IT WAS THE COOLEST ROOM in the house and I am not talking about temperature. As you walked in there was a closet on your left that was long and narrow. Past that was a perfectly square room with only one window near a corner. Around the entire space were vinyl albums; most of them were lined up vertically, filling up bookshelves that were on every wall. Any flat surfaces, such as the top of a dresser or bookcase, had record albums stacked on top of them. It was like walking into a treasure trove of musical history. There were different genres of music to satisfy almost anyone; from classical to Broadway musicals, opera to blues, Top 40 to Jazz. No matter what type of mood one was in, they could always find something among the shelves of records to satisfy themselves. The other thing that stood out in this room was the record player; yes, an actual record player. It was a rectangular box covered in cream colored vinyl that stood on a short pedestal. With a clasp on top, once it was opened it would allow two speakers to swing out on hinges like a double door revealing a turntable that one would need to pull down like a Murphy bed. OUTSIDE OF THIS ROOM THERE was another place I found that had even more vinyl records. It was a small store situated between a clothing store and a barbershop, on a commercial street in a residential neighborhood. More times than not there was at least one cat lounging in the front window. Walking inside the place was like entering a concert hall; there was always music playing from a set of speakers that were hanging in opposite sides of the space. The proprietor was a balding man with a thick beard. Everyone thought he was a genius. You could recite one line of a lyric and he would know what song it was from. If you told him which artist you liked, he would ask you if you heard about another artist that was similar and then go find their album to show you. He had arranged the store with rows of bins without any breaks; so, once you entered a row you could only exit it at the ends. On the walls he had hung posters, all were of musical artists and none of them were hung straight. I had almost forgotten about this store until I saw this film festival winning, musical drama. THEIR LOVE OF MUSIC MADE a special bond between Sam Fisher, played by Kiersey Clemons (Flatliners, Dope), and her Dad Frank, played by Nick Offerman (The Founder, Parks and Recreation-TV), just as his record shop was closing and college looming for her. With Ted Danson (Made in America, Body Heat) as Dave, Toni Collette (Hereditary, The Sixth Sense) as Leslie and Sasha Lane (American Honey, Shotgun) as Rose; I thought this was one of Nick’s better roles. This charming story had a script that was easy with little surprise. Maybe because I admire Toni, I wished the story had incorporated more of her character. Granted she was a secondary character, but I was left feeling there was unfinished business and that is all I will say about it. Kiersey was excellent; I especially enjoyed the songs her character sang. Part of my hesitation for giving this movie a full endorsement had to do with the continuous one level of emotional depth that came across the screen. Sure, there were some touching spots in the story but overall there was not enough drama for me. If nothing else though, I certainly got a kick out of seeing Frank’s record store and listening to some decent music.

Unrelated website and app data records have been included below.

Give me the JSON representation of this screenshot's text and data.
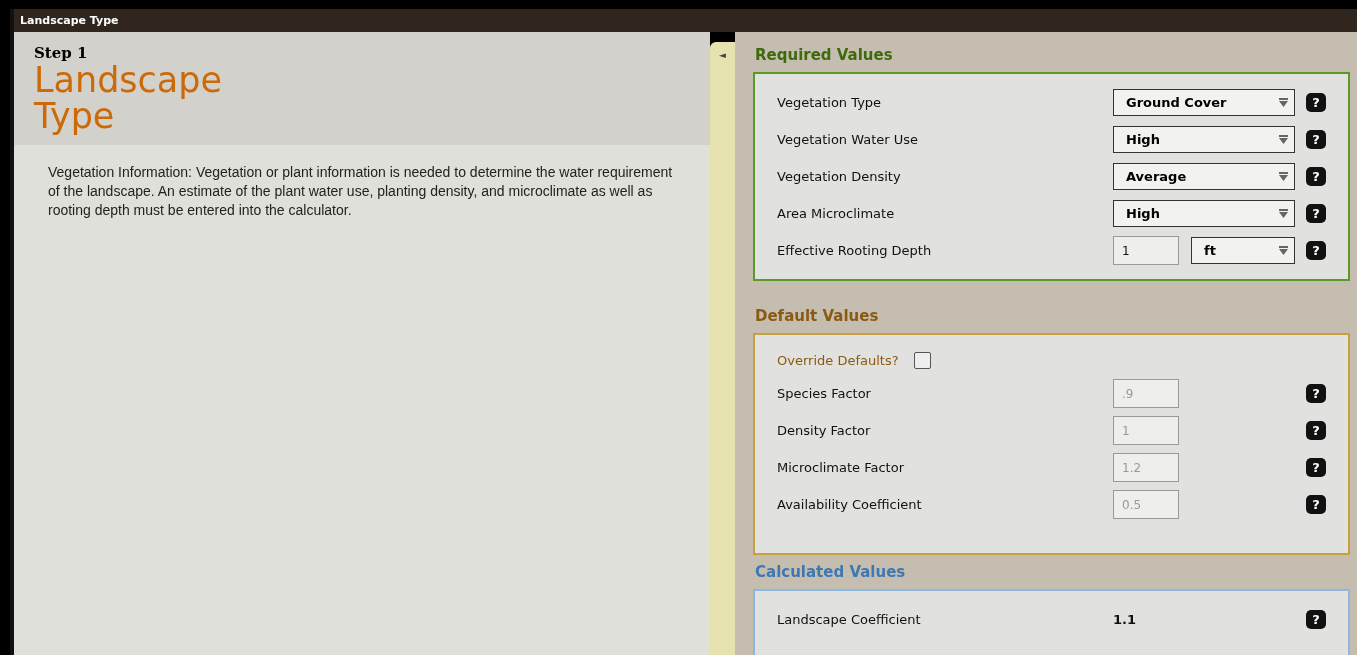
{
  "window": {
    "title": "Landscape Type"
  },
  "step": {
    "label": "Step 1",
    "title": "Landscape Type",
    "description": "Vegetation Information: Vegetation or plant information is needed to determine the water requirement of the landscape. An estimate of the plant water use, planting density, and microclimate as well as rooting depth must be entered into the calculator."
  },
  "splitter": {
    "arrow": "◄"
  },
  "required_values": {
    "heading": "Required Values",
    "rows": [
      {
        "kind": "select",
        "label": "Vegetation Type",
        "value": "Ground Cover",
        "help": "?"
      },
      {
        "kind": "select",
        "label": "Vegetation Water Use",
        "value": "High",
        "help": "?"
      },
      {
        "kind": "select",
        "label": "Vegetation Density",
        "value": "Average",
        "help": "?"
      },
      {
        "kind": "select",
        "label": "Area Microclimate",
        "value": "High",
        "help": "?"
      },
      {
        "kind": "number_unit",
        "label": "Effective Rooting Depth",
        "value": "1",
        "unit": "ft",
        "help": "?"
      }
    ]
  },
  "default_values": {
    "heading": "Default Values",
    "override": {
      "label": "Override Defaults?",
      "checked": false
    },
    "rows": [
      {
        "label": "Species Factor",
        "value": ".9",
        "disabled": true,
        "help": "?"
      },
      {
        "label": "Density Factor",
        "value": "1",
        "disabled": true,
        "help": "?"
      },
      {
        "label": "Microclimate Factor",
        "value": "1.2",
        "disabled": true,
        "help": "?"
      },
      {
        "label": "Availability Coefficient",
        "value": "0.5",
        "disabled": true,
        "help": "?"
      }
    ]
  },
  "calculated_values": {
    "heading": "Calculated Values",
    "rows": [
      {
        "label": "Landscape Coefficient",
        "value": "1.1",
        "help": "?"
      }
    ]
  }
}
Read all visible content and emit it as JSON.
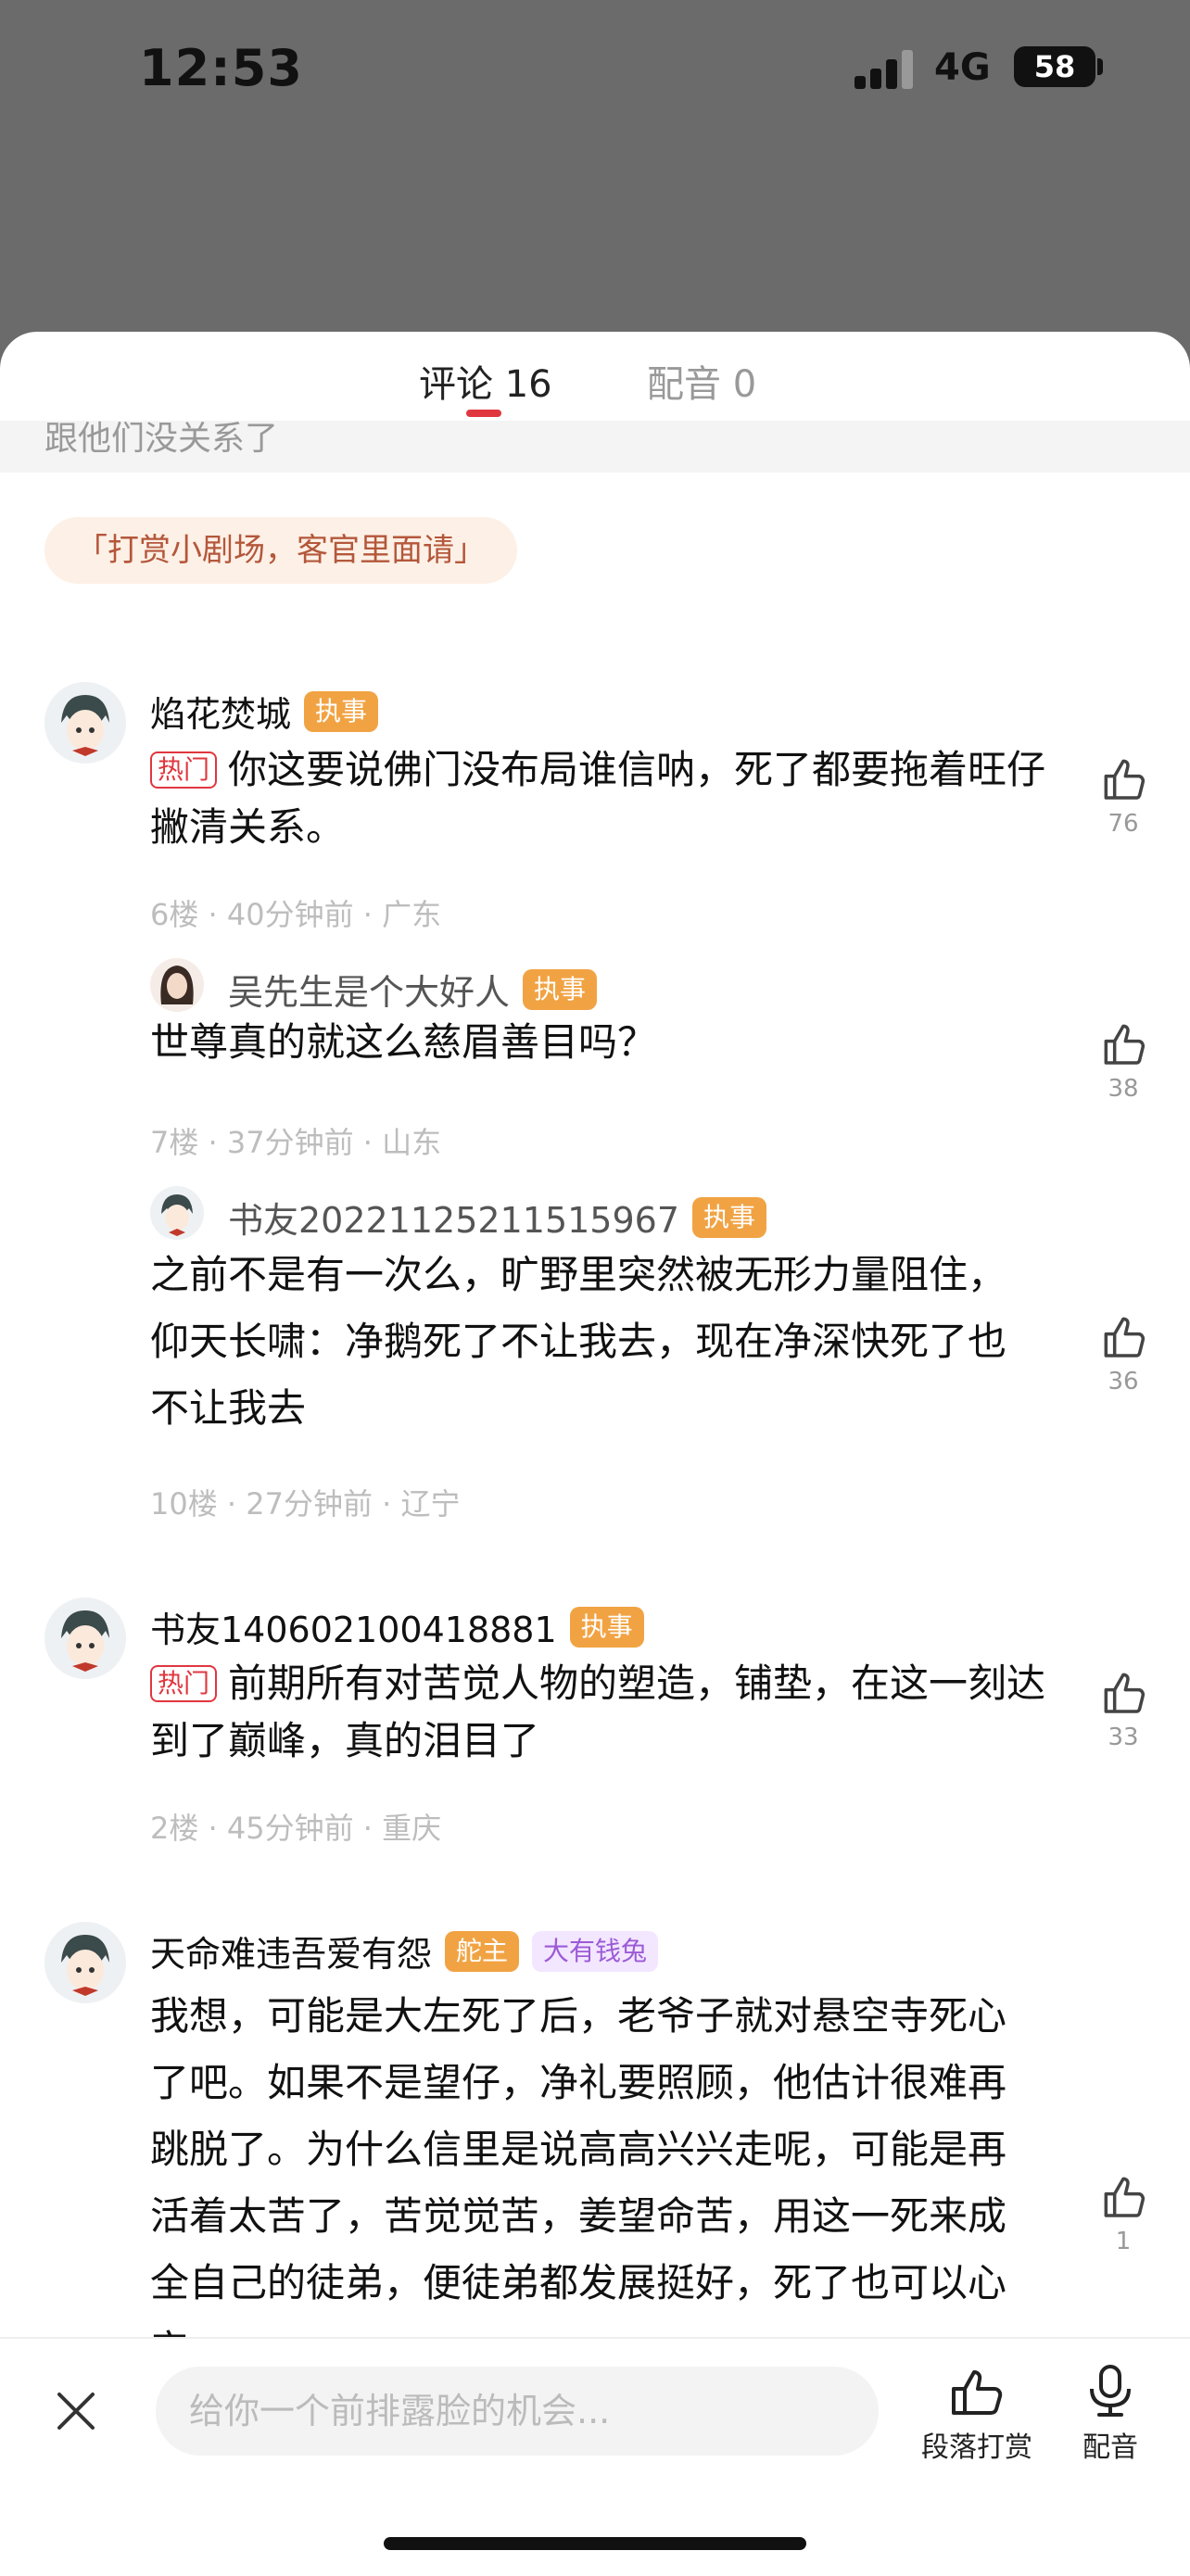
{
  "status": {
    "time": "12:53",
    "network": "4G",
    "battery": "58"
  },
  "tabs": [
    {
      "label": "评论 16"
    },
    {
      "label": "配音 0"
    }
  ],
  "peek_text": "跟他们没关系了",
  "banner": "「打赏小剧场，客官里面请」",
  "threads": [
    {
      "name": "焰花焚城",
      "badges": [
        "执事"
      ],
      "hot_label": "热门",
      "text": "你这要说佛门没布局谁信呐，死了都要拖着旺仔撇清关系。",
      "meta": "6楼 · 40分钟前 · 广东",
      "likes": "76",
      "replies": [
        {
          "name": "吴先生是个大好人",
          "badge": "执事",
          "text": "世尊真的就这么慈眉善目吗？",
          "meta": "7楼 · 37分钟前 · 山东",
          "likes": "38"
        },
        {
          "name": "书友20221125211515967",
          "badge": "执事",
          "text": "之前不是有一次么，旷野里突然被无形力量阻住，仰天长啸：净鹅死了不让我去，现在净深快死了也不让我去",
          "meta": "10楼 · 27分钟前 · 辽宁",
          "likes": "36"
        }
      ]
    },
    {
      "name": "书友140602100418881",
      "badges": [
        "执事"
      ],
      "hot_label": "热门",
      "text": "前期所有对苦觉人物的塑造，铺垫，在这一刻达到了巅峰，真的泪目了",
      "meta": "2楼 · 45分钟前 · 重庆",
      "likes": "33"
    },
    {
      "name": "天命难违吾爱有怨",
      "badges": [
        "舵主",
        "大有钱兔"
      ],
      "text": "我想，可能是大左死了后，老爷子就对悬空寺死心了吧。如果不是望仔，净礼要照顾，他估计很难再跳脱了。为什么信里是说高高兴兴走呢，可能是再活着太苦了，苦觉觉苦，姜望命苦，用这一死来成全自己的徒弟，便徒弟都发展挺好，死了也可以心安。",
      "likes": "1"
    }
  ],
  "bottom": {
    "input_placeholder": "给你一个前排露脸的机会...",
    "reward_label": "段落打赏",
    "dub_label": "配音"
  },
  "colors": {
    "accent": "#e0373f",
    "badge": "#f1a343"
  }
}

2 ½ stars
Starve the fighting and feed the relating when it comes to being in a relationship. I am never too old to learn from my past experiences and if there is one thing I have learned, it is never go to sleep angry. Communication is vital if a relationship is to survive in my opinion. I have seen couples where they think they are in love; but when they verbalize what they love about their significant other, I cannot relate to it because they are not attributes I look for in another person. There was one couple that loved the type of presents they would get from each other. Every gift was bought from high-end stores and they were primarily jewelry and electronic items. There was another couple that was very much into their appearance; I am talking the every hair in place, no room for wrinkle type of looks. I could only imagine what would happened to them as they aged. For me kindness and support are needed for a healthy relationship. I have always said relationships take work, but after seeing this original comedic drama I feel I need to rephrase it by saying it takes work until it becomes part of you. COMMUNICATION was sorely lacking as the marriage of Ethan and Sophie, played by Mark Duplass (Safety Not Guaranteed, Your Sister’s Sister) and Elizabeth Moss (Get Him to the Greek, Mad Men-TV), was falling apart. Hoping to salvage their relationship the couple agreed to their therapist’s, played by Ted Danson (Big Miracle, CSI: Crime Scene Investigation-TV), suggestion by going on a retreat to see if they could rekindle the love they once had for each other. At the beautiful secluded cottage recommended by their therapist, Ethan and Sophie would discover much more than what they had lost. Watching this film festival winning movie was like inhaling the first breath of fresh air after being deeply submerged in a pool of water. The story was original, curious and thought provoking. I honestly can say I am not sure I understood what I was watching but I did not care because the whole idea behind the story was fascinating to me. Mark and Elizabeth did an excellent job playing the troubled couple; I found them believable and enjoyed the subtle differences that were required of them. The script was smart and mature; presenting a realistic view of two adults struggling to find what was missing in their relationship. Without any fanfare or advertising as far as I could tell, this indie like film came out of nowhere to shine in a week that had been filled with some dreary movies.